▶ _Required action_
Each record below should be written out again exactly.

(Page and application data records)
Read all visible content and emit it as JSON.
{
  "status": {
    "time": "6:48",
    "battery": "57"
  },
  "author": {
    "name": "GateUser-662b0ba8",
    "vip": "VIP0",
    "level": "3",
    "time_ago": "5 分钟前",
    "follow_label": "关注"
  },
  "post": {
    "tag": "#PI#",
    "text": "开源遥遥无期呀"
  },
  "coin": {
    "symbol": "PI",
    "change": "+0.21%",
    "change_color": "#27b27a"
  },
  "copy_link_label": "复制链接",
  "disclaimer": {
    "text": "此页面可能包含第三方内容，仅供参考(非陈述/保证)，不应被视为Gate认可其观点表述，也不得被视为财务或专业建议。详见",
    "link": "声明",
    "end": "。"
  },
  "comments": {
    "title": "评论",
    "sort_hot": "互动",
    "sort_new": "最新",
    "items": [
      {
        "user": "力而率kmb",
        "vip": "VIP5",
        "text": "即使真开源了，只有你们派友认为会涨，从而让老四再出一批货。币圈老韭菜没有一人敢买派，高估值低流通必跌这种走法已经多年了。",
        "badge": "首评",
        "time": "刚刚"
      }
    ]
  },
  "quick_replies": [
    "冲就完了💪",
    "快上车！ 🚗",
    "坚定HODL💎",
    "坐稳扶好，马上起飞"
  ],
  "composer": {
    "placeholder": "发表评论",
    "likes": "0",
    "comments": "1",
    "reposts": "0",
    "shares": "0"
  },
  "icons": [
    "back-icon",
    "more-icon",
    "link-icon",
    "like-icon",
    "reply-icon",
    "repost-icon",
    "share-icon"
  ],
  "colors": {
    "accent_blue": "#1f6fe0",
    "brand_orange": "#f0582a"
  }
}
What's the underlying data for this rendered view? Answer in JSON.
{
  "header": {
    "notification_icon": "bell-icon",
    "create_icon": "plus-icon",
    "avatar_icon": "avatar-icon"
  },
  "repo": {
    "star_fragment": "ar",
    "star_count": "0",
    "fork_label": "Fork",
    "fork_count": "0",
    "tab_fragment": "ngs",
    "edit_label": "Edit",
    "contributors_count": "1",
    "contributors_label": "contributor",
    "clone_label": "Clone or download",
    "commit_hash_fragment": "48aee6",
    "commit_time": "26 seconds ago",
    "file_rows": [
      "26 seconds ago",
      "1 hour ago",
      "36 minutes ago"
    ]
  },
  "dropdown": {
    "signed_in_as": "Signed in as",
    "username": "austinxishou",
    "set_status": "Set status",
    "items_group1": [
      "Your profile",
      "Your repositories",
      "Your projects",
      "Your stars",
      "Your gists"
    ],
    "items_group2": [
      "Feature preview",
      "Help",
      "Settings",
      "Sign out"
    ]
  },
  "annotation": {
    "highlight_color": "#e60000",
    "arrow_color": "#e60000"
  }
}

▶ _Response_
Read all visible content and emit it as JSON.
{
  "status": {
    "time": "6:48",
    "battery": "57"
  },
  "author": {
    "name": "GateUser-662b0ba8",
    "vip": "VIP0",
    "level": "3",
    "time_ago": "5 分钟前",
    "follow_label": "关注"
  },
  "post": {
    "tag": "#PI#",
    "text": "开源遥遥无期呀"
  },
  "coin": {
    "symbol": "PI",
    "change": "+0.21%",
    "change_color": "#27b27a"
  },
  "copy_link_label": "复制链接",
  "disclaimer": {
    "text": "此页面可能包含第三方内容，仅供参考(非陈述/保证)，不应被视为Gate认可其观点表述，也不得被视为财务或专业建议。详见",
    "link": "声明",
    "end": "。"
  },
  "comments": {
    "title": "评论",
    "sort_hot": "互动",
    "sort_new": "最新",
    "items": [
      {
        "user": "力而率kmb",
        "vip": "VIP5",
        "text": "即使真开源了，只有你们派友认为会涨，从而让老四再出一批货。币圈老韭菜没有一人敢买派，高估值低流通必跌这种走法已经多年了。",
        "badge": "首评",
        "time": "刚刚"
      }
    ]
  },
  "quick_replies": [
    "冲就完了💪",
    "快上车！ 🚗",
    "坚定HODL💎",
    "坐稳扶好，马上起飞"
  ],
  "composer": {
    "placeholder": "发表评论",
    "likes": "0",
    "comments": "1",
    "reposts": "0",
    "shares": "0"
  },
  "icons": [
    "back-icon",
    "more-icon",
    "link-icon",
    "like-icon",
    "reply-icon",
    "repost-icon",
    "share-icon"
  ],
  "colors": {
    "accent_blue": "#1f6fe0",
    "brand_orange": "#f0582a"
  }
}
What's the underlying data for this rendered view? Answer in JSON.
{
  "header": {
    "notification_icon": "bell-icon",
    "create_icon": "plus-icon",
    "avatar_icon": "avatar-icon"
  },
  "repo": {
    "star_fragment": "ar",
    "star_count": "0",
    "fork_label": "Fork",
    "fork_count": "0",
    "tab_fragment": "ngs",
    "edit_label": "Edit",
    "contributors_count": "1",
    "contributors_label": "contributor",
    "clone_label": "Clone or download",
    "commit_hash_fragment": "48aee6",
    "commit_time": "26 seconds ago",
    "file_rows": [
      "26 seconds ago",
      "1 hour ago",
      "36 minutes ago"
    ]
  },
  "dropdown": {
    "signed_in_as": "Signed in as",
    "username": "austinxishou",
    "set_status": "Set status",
    "items_group1": [
      "Your profile",
      "Your repositories",
      "Your projects",
      "Your stars",
      "Your gists"
    ],
    "items_group2": [
      "Feature preview",
      "Help",
      "Settings",
      "Sign out"
    ]
  },
  "annotation": {
    "highlight_color": "#e60000",
    "arrow_color": "#e60000"
  }
}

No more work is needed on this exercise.